Let us welcome with pleasure this optimism, but with a grain of salt, since the Biennale still seems wanting to ignore the contemporary social context. It is not possible to alienate from the international socio-political and economic situation: the unrest of entire countries perpetrated with wars or rigged monetary crises do not hit the headlines more than the umpteenth summer gossip scandal, incommensurable disparities between super-rich and oppressed people, constant erosion of human rights and freedom both in new capitalism and in the regimes of developing countries, dictatorship of this as an alternative to the dictatorship of that. It is unacceptable that the art world sticks its head in the sand, isolating itself in a sugar-coated elitism, into a soap bubble, just to offer tourists an amusing festival; that is not the purpose of art, it is not the carefree diversion: art served since ever to reflect on reality, in order to imagine another one.

VITA TUA, VITA MEA is an antithesis of the famous Latin motto “mors tua, vita mea” (your death is my life), precursor of the opportunistic and egocentric model where the modern socio-economic world has been founded on, in order to propose instead a model of personal wellness as a consequence of the wellness of the society, which is a textile of relations: if you stress them beyond measure, the textile tears, causing epochal crises like the ones we are witnessing.

Jizaino

(Continues on the catalogue)



Exhibited artworks and photo gallery




Exhibition video souvenir

Exhibition video souvenir



Catalogue

Ask for the catalogue on paper sending an e-mail to:

Catalogue of VITA TUA, VITA MEA - Art and Interrelations, Italian | English, 112 pages A4 (21 × 29,7 cm)



Directions

Access to this Calle de Mezo (in Venice there are other calli with the same name) from Campo San Giacomo dell'Orio, the square right behind the apsis of the homonymous church, passing under the sottoportico Calle de Mezo.

By foot and by train: Calle de Mezo in Campo San Giacomo dell'Orio are 500 metres from the railway station of Venezia Santa Lucia, starting from Ponte degli Scalzi bridge, passing by Fondamenta Garzotti that runs along Rio S. Giacomo da l'Orio canal, about halfway going toward Ponte di Rialto bridge.

By boat: get off at San Stae stop and walk along Salizada San Stae following signs toward railway station and turning to Calle Colombo.

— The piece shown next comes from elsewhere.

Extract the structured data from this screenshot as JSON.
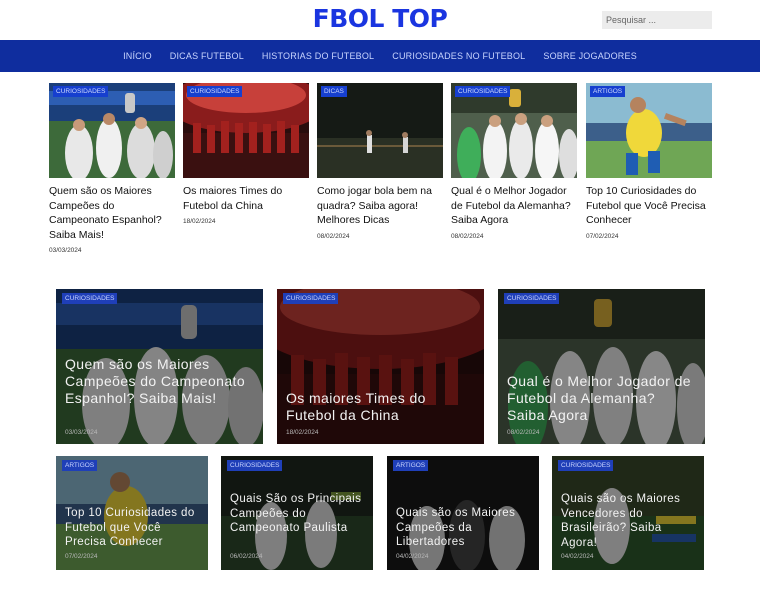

Distance by foot from the pier: 400 metres.

By car and bus: from the parking of Piazzale Roma square reach the nearby railway station then follow the indications above.

By airplane: from the Marco Polo airport, reach the railway station of Venezia Santa Lucia with a shuttle bus, then follow the indications above.